About this task:
Each entry must be output exactly as it appears.

Data provided:
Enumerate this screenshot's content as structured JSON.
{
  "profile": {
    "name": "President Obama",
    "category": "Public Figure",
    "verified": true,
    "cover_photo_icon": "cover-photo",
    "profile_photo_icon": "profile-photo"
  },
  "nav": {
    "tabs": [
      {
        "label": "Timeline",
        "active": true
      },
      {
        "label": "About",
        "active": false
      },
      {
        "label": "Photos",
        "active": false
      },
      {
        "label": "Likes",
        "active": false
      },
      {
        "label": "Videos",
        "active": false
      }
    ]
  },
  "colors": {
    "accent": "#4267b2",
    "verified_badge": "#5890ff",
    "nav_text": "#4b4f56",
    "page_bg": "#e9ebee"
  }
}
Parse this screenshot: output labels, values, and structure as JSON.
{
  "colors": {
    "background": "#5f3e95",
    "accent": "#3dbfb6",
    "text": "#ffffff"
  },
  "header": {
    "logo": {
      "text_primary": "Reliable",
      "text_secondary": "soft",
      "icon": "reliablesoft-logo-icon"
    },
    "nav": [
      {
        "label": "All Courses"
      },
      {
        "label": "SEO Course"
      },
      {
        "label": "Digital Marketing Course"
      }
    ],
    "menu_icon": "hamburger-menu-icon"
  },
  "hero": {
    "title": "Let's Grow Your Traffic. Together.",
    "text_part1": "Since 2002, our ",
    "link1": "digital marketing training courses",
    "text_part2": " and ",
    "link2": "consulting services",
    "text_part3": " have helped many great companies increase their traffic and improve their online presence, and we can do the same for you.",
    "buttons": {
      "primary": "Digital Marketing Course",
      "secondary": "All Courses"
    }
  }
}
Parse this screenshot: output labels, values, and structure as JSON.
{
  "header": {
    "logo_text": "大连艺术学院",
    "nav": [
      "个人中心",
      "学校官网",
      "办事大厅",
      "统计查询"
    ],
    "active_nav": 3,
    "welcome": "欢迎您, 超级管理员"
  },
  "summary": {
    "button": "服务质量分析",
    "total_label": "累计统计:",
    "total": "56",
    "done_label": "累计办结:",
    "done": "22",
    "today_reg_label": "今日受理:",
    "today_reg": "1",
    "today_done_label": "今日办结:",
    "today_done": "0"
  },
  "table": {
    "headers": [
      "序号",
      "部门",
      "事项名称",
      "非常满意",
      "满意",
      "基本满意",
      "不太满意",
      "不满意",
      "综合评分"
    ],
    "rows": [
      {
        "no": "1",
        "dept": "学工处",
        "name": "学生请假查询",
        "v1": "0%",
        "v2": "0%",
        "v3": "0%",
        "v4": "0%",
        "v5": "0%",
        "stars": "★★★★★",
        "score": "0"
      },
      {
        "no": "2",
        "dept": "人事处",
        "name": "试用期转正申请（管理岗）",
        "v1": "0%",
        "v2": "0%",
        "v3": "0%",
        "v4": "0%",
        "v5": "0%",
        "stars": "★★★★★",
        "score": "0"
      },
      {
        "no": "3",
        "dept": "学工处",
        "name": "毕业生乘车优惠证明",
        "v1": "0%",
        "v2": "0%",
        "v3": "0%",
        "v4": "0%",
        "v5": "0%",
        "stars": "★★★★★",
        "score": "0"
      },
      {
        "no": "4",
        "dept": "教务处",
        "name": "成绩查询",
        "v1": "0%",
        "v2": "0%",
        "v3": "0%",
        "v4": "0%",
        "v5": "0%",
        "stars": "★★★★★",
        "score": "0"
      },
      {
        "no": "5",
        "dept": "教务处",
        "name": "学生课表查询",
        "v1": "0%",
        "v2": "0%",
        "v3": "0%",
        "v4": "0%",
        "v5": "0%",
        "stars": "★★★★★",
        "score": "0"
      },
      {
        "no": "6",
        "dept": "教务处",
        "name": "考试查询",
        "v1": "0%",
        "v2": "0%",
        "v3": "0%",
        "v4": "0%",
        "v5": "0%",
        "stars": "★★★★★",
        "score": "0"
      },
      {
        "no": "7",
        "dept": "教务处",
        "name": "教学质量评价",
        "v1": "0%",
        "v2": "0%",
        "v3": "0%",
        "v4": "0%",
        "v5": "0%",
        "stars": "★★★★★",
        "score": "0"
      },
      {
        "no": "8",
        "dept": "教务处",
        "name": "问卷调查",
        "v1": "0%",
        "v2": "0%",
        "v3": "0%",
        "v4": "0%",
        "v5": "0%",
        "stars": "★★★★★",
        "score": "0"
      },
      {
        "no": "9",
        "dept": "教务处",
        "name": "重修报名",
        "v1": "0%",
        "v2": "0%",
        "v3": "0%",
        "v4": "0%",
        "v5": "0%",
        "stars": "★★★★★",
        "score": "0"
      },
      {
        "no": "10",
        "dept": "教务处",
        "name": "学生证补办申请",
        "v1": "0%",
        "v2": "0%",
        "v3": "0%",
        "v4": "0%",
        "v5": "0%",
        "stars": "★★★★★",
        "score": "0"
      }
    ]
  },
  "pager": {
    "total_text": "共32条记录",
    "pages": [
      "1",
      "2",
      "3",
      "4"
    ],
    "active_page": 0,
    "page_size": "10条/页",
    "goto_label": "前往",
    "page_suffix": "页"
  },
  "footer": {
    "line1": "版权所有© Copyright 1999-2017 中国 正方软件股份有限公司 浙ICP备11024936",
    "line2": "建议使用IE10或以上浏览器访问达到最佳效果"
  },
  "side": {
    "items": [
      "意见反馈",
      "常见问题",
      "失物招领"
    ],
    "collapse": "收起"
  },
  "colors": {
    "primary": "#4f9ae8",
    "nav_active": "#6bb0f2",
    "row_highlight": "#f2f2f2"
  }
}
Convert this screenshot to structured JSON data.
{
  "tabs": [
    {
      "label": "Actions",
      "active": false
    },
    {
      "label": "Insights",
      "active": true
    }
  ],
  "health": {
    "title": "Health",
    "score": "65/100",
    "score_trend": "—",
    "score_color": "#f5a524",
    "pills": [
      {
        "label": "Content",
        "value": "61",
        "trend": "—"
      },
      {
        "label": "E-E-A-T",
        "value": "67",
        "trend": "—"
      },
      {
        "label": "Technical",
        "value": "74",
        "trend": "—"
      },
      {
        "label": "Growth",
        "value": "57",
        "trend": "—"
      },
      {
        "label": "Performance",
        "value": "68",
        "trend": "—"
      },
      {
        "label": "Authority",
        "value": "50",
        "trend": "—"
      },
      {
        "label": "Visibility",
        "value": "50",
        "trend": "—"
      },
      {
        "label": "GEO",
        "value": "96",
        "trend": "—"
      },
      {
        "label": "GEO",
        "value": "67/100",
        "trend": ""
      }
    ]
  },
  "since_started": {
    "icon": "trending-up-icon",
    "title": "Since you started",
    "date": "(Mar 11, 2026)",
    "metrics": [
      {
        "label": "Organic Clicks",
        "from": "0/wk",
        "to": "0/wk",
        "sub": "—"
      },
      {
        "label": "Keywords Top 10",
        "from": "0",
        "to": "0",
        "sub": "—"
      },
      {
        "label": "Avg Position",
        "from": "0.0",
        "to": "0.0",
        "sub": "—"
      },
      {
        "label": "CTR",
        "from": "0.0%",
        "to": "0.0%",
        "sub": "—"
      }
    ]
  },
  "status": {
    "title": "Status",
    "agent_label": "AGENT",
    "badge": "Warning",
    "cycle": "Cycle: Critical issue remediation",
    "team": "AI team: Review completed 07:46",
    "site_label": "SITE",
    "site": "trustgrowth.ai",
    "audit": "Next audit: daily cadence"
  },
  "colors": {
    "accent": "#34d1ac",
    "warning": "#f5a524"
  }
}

Solution to the problem:
Enumerate this screenshot's content as structured JSON.
{
  "profile": {
    "name": "President Obama",
    "category": "Public Figure",
    "verified": true,
    "cover_photo_icon": "cover-photo",
    "profile_photo_icon": "profile-photo"
  },
  "nav": {
    "tabs": [
      {
        "label": "Timeline",
        "active": true
      },
      {
        "label": "About",
        "active": false
      },
      {
        "label": "Photos",
        "active": false
      },
      {
        "label": "Likes",
        "active": false
      },
      {
        "label": "Videos",
        "active": false
      }
    ]
  },
  "colors": {
    "accent": "#4267b2",
    "verified_badge": "#5890ff",
    "nav_text": "#4b4f56",
    "page_bg": "#e9ebee"
  }
}
Parse this screenshot: output labels, values, and structure as JSON.
{
  "colors": {
    "background": "#5f3e95",
    "accent": "#3dbfb6",
    "text": "#ffffff"
  },
  "header": {
    "logo": {
      "text_primary": "Reliable",
      "text_secondary": "soft",
      "icon": "reliablesoft-logo-icon"
    },
    "nav": [
      {
        "label": "All Courses"
      },
      {
        "label": "SEO Course"
      },
      {
        "label": "Digital Marketing Course"
      }
    ],
    "menu_icon": "hamburger-menu-icon"
  },
  "hero": {
    "title": "Let's Grow Your Traffic. Together.",
    "text_part1": "Since 2002, our ",
    "link1": "digital marketing training courses",
    "text_part2": " and ",
    "link2": "consulting services",
    "text_part3": " have helped many great companies increase their traffic and improve their online presence, and we can do the same for you.",
    "buttons": {
      "primary": "Digital Marketing Course",
      "secondary": "All Courses"
    }
  }
}
Parse this screenshot: output labels, values, and structure as JSON.
{
  "header": {
    "logo_text": "大连艺术学院",
    "nav": [
      "个人中心",
      "学校官网",
      "办事大厅",
      "统计查询"
    ],
    "active_nav": 3,
    "welcome": "欢迎您, 超级管理员"
  },
  "summary": {
    "button": "服务质量分析",
    "total_label": "累计统计:",
    "total": "56",
    "done_label": "累计办结:",
    "done": "22",
    "today_reg_label": "今日受理:",
    "today_reg": "1",
    "today_done_label": "今日办结:",
    "today_done": "0"
  },
  "table": {
    "headers": [
      "序号",
      "部门",
      "事项名称",
      "非常满意",
      "满意",
      "基本满意",
      "不太满意",
      "不满意",
      "综合评分"
    ],
    "rows": [
      {
        "no": "1",
        "dept": "学工处",
        "name": "学生请假查询",
        "v1": "0%",
        "v2": "0%",
        "v3": "0%",
        "v4": "0%",
        "v5": "0%",
        "stars": "★★★★★",
        "score": "0"
      },
      {
        "no": "2",
        "dept": "人事处",
        "name": "试用期转正申请（管理岗）",
        "v1": "0%",
        "v2": "0%",
        "v3": "0%",
        "v4": "0%",
        "v5": "0%",
        "stars": "★★★★★",
        "score": "0"
      },
      {
        "no": "3",
        "dept": "学工处",
        "name": "毕业生乘车优惠证明",
        "v1": "0%",
        "v2": "0%",
        "v3": "0%",
        "v4": "0%",
        "v5": "0%",
        "stars": "★★★★★",
        "score": "0"
      },
      {
        "no": "4",
        "dept": "教务处",
        "name": "成绩查询",
        "v1": "0%",
        "v2": "0%",
        "v3": "0%",
        "v4": "0%",
        "v5": "0%",
        "stars": "★★★★★",
        "score": "0"
      },
      {
        "no": "5",
        "dept": "教务处",
        "name": "学生课表查询",
        "v1": "0%",
        "v2": "0%",
        "v3": "0%",
        "v4": "0%",
        "v5": "0%",
        "stars": "★★★★★",
        "score": "0"
      },
      {
        "no": "6",
        "dept": "教务处",
        "name": "考试查询",
        "v1": "0%",
        "v2": "0%",
        "v3": "0%",
        "v4": "0%",
        "v5": "0%",
        "stars": "★★★★★",
        "score": "0"
      },
      {
        "no": "7",
        "dept": "教务处",
        "name": "教学质量评价",
        "v1": "0%",
        "v2": "0%",
        "v3": "0%",
        "v4": "0%",
        "v5": "0%",
        "stars": "★★★★★",
        "score": "0"
      },
      {
        "no": "8",
        "dept": "教务处",
        "name": "问卷调查",
        "v1": "0%",
        "v2": "0%",
        "v3": "0%",
        "v4": "0%",
        "v5": "0%",
        "stars": "★★★★★",
        "score": "0"
      },
      {
        "no": "9",
        "dept": "教务处",
        "name": "重修报名",
        "v1": "0%",
        "v2": "0%",
        "v3": "0%",
        "v4": "0%",
        "v5": "0%",
        "stars": "★★★★★",
        "score": "0"
      },
      {
        "no": "10",
        "dept": "教务处",
        "name": "学生证补办申请",
        "v1": "0%",
        "v2": "0%",
        "v3": "0%",
        "v4": "0%",
        "v5": "0%",
        "stars": "★★★★★",
        "score": "0"
      }
    ]
  },
  "pager": {
    "total_text": "共32条记录",
    "pages": [
      "1",
      "2",
      "3",
      "4"
    ],
    "active_page": 0,
    "page_size": "10条/页",
    "goto_label": "前往",
    "page_suffix": "页"
  },
  "footer": {
    "line1": "版权所有© Copyright 1999-2017 中国 正方软件股份有限公司 浙ICP备11024936",
    "line2": "建议使用IE10或以上浏览器访问达到最佳效果"
  },
  "side": {
    "items": [
      "意见反馈",
      "常见问题",
      "失物招领"
    ],
    "collapse": "收起"
  },
  "colors": {
    "primary": "#4f9ae8",
    "nav_active": "#6bb0f2",
    "row_highlight": "#f2f2f2"
  }
}
Convert this screenshot to structured JSON data.
{
  "tabs": [
    {
      "label": "Actions",
      "active": false
    },
    {
      "label": "Insights",
      "active": true
    }
  ],
  "health": {
    "title": "Health",
    "score": "65/100",
    "score_trend": "—",
    "score_color": "#f5a524",
    "pills": [
      {
        "label": "Content",
        "value": "61",
        "trend": "—"
      },
      {
        "label": "E-E-A-T",
        "value": "67",
        "trend": "—"
      },
      {
        "label": "Technical",
        "value": "74",
        "trend": "—"
      },
      {
        "label": "Growth",
        "value": "57",
        "trend": "—"
      },
      {
        "label": "Performance",
        "value": "68",
        "trend": "—"
      },
      {
        "label": "Authority",
        "value": "50",
        "trend": "—"
      },
      {
        "label": "Visibility",
        "value": "50",
        "trend": "—"
      },
      {
        "label": "GEO",
        "value": "96",
        "trend": "—"
      },
      {
        "label": "GEO",
        "value": "67/100",
        "trend": ""
      }
    ]
  },
  "since_started": {
    "icon": "trending-up-icon",
    "title": "Since you started",
    "date": "(Mar 11, 2026)",
    "metrics": [
      {
        "label": "Organic Clicks",
        "from": "0/wk",
        "to": "0/wk",
        "sub": "—"
      },
      {
        "label": "Keywords Top 10",
        "from": "0",
        "to": "0",
        "sub": "—"
      },
      {
        "label": "Avg Position",
        "from": "0.0",
        "to": "0.0",
        "sub": "—"
      },
      {
        "label": "CTR",
        "from": "0.0%",
        "to": "0.0%",
        "sub": "—"
      }
    ]
  },
  "status": {
    "title": "Status",
    "agent_label": "AGENT",
    "badge": "Warning",
    "cycle": "Cycle: Critical issue remediation",
    "team": "AI team: Review completed 07:46",
    "site_label": "SITE",
    "site": "trustgrowth.ai",
    "audit": "Next audit: daily cadence"
  },
  "colors": {
    "accent": "#34d1ac",
    "warning": "#f5a524"
  }
}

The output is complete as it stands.